[Records from a collection]
------------------------------------------------------------------------
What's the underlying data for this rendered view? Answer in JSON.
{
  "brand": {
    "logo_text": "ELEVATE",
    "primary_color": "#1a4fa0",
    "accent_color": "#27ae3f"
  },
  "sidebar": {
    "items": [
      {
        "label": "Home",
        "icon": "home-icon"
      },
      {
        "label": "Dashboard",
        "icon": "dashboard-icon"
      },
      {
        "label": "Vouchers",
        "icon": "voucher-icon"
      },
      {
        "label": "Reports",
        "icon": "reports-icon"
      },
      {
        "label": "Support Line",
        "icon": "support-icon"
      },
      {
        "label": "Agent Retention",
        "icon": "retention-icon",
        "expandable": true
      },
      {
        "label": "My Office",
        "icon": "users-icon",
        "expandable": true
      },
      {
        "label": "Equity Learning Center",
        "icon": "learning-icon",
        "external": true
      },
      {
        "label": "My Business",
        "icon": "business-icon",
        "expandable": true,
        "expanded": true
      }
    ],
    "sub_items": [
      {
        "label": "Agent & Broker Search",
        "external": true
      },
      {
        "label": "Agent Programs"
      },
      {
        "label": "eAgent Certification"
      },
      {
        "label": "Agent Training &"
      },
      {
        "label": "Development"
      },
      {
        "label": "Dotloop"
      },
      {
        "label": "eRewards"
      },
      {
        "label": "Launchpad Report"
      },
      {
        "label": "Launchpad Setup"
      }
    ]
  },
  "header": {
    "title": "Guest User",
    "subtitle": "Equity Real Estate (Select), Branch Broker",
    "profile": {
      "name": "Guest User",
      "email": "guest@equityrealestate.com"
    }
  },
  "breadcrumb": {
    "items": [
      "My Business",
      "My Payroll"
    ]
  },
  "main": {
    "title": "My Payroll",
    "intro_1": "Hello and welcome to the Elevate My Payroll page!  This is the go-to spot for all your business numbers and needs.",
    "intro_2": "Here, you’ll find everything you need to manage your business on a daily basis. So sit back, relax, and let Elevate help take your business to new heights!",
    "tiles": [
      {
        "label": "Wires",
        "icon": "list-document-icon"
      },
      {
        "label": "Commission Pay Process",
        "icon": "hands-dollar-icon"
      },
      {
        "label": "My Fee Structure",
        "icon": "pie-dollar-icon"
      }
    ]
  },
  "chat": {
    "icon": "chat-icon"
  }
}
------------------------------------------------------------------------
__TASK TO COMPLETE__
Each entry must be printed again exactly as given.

__SOLUTION__
What's the underlying data for this rendered view? Answer in JSON.
{
  "brand": {
    "logo_text": "ELEVATE",
    "primary_color": "#1a4fa0",
    "accent_color": "#27ae3f"
  },
  "sidebar": {
    "items": [
      {
        "label": "Home",
        "icon": "home-icon"
      },
      {
        "label": "Dashboard",
        "icon": "dashboard-icon"
      },
      {
        "label": "Vouchers",
        "icon": "voucher-icon"
      },
      {
        "label": "Reports",
        "icon": "reports-icon"
      },
      {
        "label": "Support Line",
        "icon": "support-icon"
      },
      {
        "label": "Agent Retention",
        "icon": "retention-icon",
        "expandable": true
      },
      {
        "label": "My Office",
        "icon": "users-icon",
        "expandable": true
      },
      {
        "label": "Equity Learning Center",
        "icon": "learning-icon",
        "external": true
      },
      {
        "label": "My Business",
        "icon": "business-icon",
        "expandable": true,
        "expanded": true
      }
    ],
    "sub_items": [
      {
        "label": "Agent & Broker Search",
        "external": true
      },
      {
        "label": "Agent Programs"
      },
      {
        "label": "eAgent Certification"
      },
      {
        "label": "Agent Training &"
      },
      {
        "label": "Development"
      },
      {
        "label": "Dotloop"
      },
      {
        "label": "eRewards"
      },
      {
        "label": "Launchpad Report"
      },
      {
        "label": "Launchpad Setup"
      }
    ]
  },
  "header": {
    "title": "Guest User",
    "subtitle": "Equity Real Estate (Select), Branch Broker",
    "profile": {
      "name": "Guest User",
      "email": "guest@equityrealestate.com"
    }
  },
  "breadcrumb": {
    "items": [
      "My Business",
      "My Payroll"
    ]
  },
  "main": {
    "title": "My Payroll",
    "intro_1": "Hello and welcome to the Elevate My Payroll page!  This is the go-to spot for all your business numbers and needs.",
    "intro_2": "Here, you’ll find everything you need to manage your business on a daily basis. So sit back, relax, and let Elevate help take your business to new heights!",
    "tiles": [
      {
        "label": "Wires",
        "icon": "list-document-icon"
      },
      {
        "label": "Commission Pay Process",
        "icon": "hands-dollar-icon"
      },
      {
        "label": "My Fee Structure",
        "icon": "pie-dollar-icon"
      }
    ]
  },
  "chat": {
    "icon": "chat-icon"
  }
}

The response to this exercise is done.